- Try it
Every line holding the string "icon" is to be copied from the entries below.

****

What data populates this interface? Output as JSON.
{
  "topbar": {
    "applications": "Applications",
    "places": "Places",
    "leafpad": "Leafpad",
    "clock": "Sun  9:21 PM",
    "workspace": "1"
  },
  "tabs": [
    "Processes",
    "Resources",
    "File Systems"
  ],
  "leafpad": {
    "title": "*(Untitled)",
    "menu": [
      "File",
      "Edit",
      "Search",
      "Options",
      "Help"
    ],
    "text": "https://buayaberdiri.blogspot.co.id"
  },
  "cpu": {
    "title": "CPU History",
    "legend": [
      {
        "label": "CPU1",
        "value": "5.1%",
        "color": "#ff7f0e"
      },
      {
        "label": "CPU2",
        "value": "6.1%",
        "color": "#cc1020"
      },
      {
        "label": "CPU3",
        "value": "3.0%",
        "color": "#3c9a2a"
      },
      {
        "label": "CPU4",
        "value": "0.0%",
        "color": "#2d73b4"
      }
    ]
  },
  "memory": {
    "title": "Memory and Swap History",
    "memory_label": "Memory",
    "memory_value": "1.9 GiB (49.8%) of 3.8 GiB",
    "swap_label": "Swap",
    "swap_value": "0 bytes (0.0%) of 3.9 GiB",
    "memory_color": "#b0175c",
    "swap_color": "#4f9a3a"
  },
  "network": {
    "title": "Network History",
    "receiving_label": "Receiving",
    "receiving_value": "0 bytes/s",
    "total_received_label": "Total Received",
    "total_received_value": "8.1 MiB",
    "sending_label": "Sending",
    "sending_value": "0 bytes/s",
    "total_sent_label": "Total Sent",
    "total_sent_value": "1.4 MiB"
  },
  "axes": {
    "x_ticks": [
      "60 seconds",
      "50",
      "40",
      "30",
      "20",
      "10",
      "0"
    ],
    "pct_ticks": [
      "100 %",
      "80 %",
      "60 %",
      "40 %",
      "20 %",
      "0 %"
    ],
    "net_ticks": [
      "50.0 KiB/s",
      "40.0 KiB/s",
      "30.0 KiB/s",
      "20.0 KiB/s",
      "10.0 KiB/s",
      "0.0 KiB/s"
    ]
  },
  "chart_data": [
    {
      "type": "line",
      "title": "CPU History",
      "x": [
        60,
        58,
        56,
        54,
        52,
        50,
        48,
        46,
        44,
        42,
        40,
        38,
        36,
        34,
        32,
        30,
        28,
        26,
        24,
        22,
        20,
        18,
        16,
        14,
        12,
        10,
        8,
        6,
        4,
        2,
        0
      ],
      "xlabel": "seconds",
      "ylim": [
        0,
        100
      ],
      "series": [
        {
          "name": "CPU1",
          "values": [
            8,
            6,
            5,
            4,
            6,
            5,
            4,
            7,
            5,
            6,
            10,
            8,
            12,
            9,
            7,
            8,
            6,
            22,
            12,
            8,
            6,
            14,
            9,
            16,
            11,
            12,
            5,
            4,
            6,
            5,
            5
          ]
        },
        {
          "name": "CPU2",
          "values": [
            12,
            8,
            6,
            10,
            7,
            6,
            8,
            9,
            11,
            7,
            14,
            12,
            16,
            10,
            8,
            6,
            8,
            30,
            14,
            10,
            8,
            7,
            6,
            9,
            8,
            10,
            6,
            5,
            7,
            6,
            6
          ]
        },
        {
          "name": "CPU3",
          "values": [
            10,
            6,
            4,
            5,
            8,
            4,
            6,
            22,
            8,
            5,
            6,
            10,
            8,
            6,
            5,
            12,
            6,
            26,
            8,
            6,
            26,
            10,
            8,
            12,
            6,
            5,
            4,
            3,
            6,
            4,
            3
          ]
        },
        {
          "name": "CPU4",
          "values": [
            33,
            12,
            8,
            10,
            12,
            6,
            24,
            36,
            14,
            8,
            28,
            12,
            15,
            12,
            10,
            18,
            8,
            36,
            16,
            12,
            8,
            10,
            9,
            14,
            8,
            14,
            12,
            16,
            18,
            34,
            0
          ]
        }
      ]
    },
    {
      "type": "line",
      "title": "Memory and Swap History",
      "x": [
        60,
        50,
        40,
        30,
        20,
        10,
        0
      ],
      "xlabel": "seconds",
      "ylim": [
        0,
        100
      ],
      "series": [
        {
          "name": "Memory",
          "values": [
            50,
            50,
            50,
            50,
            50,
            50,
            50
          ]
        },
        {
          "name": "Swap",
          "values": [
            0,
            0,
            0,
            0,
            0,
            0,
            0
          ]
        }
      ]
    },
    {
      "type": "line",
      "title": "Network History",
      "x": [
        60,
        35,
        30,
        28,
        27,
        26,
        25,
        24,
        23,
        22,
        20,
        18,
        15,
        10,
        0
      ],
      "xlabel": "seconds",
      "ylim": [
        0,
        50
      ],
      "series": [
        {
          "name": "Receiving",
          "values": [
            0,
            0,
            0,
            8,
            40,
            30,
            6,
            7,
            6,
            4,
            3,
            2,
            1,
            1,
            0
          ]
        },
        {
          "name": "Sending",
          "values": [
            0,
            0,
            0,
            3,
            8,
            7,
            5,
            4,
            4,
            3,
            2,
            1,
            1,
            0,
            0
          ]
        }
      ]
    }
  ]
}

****

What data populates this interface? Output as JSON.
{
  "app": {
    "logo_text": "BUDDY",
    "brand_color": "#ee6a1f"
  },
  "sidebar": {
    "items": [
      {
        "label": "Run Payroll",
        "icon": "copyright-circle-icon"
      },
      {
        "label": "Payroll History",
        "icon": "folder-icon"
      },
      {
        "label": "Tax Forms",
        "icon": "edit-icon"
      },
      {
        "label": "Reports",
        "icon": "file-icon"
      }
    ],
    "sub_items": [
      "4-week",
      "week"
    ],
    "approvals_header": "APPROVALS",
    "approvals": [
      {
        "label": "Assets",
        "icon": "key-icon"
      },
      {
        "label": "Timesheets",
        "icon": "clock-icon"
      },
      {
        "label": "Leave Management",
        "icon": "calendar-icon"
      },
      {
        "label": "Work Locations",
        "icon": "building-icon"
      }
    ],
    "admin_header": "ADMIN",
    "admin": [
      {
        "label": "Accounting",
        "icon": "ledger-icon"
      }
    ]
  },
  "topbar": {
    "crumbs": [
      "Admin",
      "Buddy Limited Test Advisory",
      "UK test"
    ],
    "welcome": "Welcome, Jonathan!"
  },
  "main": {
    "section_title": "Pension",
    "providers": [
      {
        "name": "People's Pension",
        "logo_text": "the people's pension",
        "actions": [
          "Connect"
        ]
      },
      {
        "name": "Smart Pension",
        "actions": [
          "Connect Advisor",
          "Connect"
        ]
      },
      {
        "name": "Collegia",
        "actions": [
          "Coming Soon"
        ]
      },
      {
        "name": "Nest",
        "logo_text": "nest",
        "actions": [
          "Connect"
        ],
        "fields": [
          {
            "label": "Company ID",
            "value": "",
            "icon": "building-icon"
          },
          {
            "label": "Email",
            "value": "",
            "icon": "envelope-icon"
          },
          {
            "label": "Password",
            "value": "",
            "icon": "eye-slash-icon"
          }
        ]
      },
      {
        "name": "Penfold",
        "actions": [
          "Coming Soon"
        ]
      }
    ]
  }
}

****

- Written reply
        "icon": "copyright-circle-icon"
        "icon": "folder-icon"
        "icon": "edit-icon"
        "icon": "file-icon"
        "icon": "key-icon"
        "icon": "clock-icon"
        "icon": "calendar-icon"
        "icon": "building-icon"
        "icon": "ledger-icon"
            "icon": "building-icon"
            "icon": "envelope-icon"
            "icon": "eye-slash-icon"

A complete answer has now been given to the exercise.